The Federal Communications Commission is considering a rule change for licenses normally reserved for education and public broadcasting. The change could mean the licenses are auctioned off, or that they are prioritized for tribal governments to use. In Washington, Confederated Tribes of the Colville Chairman Rodney Cawston says the license could improve emergency response and communication on reservations like his, where connectivity is spotty. A public comment period on the proposed changes closes in early September. The FCC does not have a specific timeline for when they might come to a final decision.
The Lake Oswego little league girls softball team, representing Oregon District 4, is moving on to the semifinals of the 2018 Little League Softball World Series after a 4-3 victory over Canada Monday at Alpenrose Stadium in Portland. Lake Oswego is now 3-2 at the Little League Softball World Series and will be moving on to the late semifinal slated for Tuesday at 6:30 p.m. at Alpenrose Stadium. Lake Oswego will face Tunkhannock representing the USA East region. You can watch on ESPN 2.
The U.S. Army is seeking relatives of children who are buried at the Carlisle Indian Industrial School, the country’s first government-run off-reservation boarding school. Carlisle was established in 1879, the Pennsylvania school closed in 1918. The school was the only off-reservation boarding school built in the East. Carlisle established its cemetery by late 1879, but the school failed to keep complete records of those buried there. The government has managed at least partial identification of 178 children. Now the Army is seeking relatives of other children buried in the cemetery and has published a 5-page list of names of children buried in the cemetery. It is calling on relatives of the children it has identified to contact the Army National Military Cemeteries. It is also seeking families who think they may have had ancestors buried in the cemetery to contact the Army. The Army plans to assist tribes and families with exhumation and reinternment of remains.

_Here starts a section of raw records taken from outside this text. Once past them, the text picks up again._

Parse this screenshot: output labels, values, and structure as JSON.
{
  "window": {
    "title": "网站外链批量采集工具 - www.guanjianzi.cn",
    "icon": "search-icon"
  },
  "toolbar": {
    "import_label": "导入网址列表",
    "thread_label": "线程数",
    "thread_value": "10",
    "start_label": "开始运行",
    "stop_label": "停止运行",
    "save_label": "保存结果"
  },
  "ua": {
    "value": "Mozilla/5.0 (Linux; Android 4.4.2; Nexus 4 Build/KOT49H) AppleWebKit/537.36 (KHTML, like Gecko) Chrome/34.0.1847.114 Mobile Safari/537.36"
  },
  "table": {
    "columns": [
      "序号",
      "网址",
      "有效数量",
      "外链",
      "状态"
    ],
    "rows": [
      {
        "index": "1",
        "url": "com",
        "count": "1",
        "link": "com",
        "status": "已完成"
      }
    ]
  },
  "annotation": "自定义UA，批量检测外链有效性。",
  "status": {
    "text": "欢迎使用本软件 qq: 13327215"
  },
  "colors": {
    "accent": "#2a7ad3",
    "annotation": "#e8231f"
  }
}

The Klondike Fire burning southwest of Grants Pass roared to life this weekend, growing to over 55,000 acres and spreading across the Illinois River. The Klondike is now the largest of the wildfires burning in Southern Oregon.
Firefighters said Monday night they are making progress on the Memaloose 2 Fire that started Friday night near the Columbia River Gorge town of Mosier. The fire has burned 167 acres and is now 65 percent contained.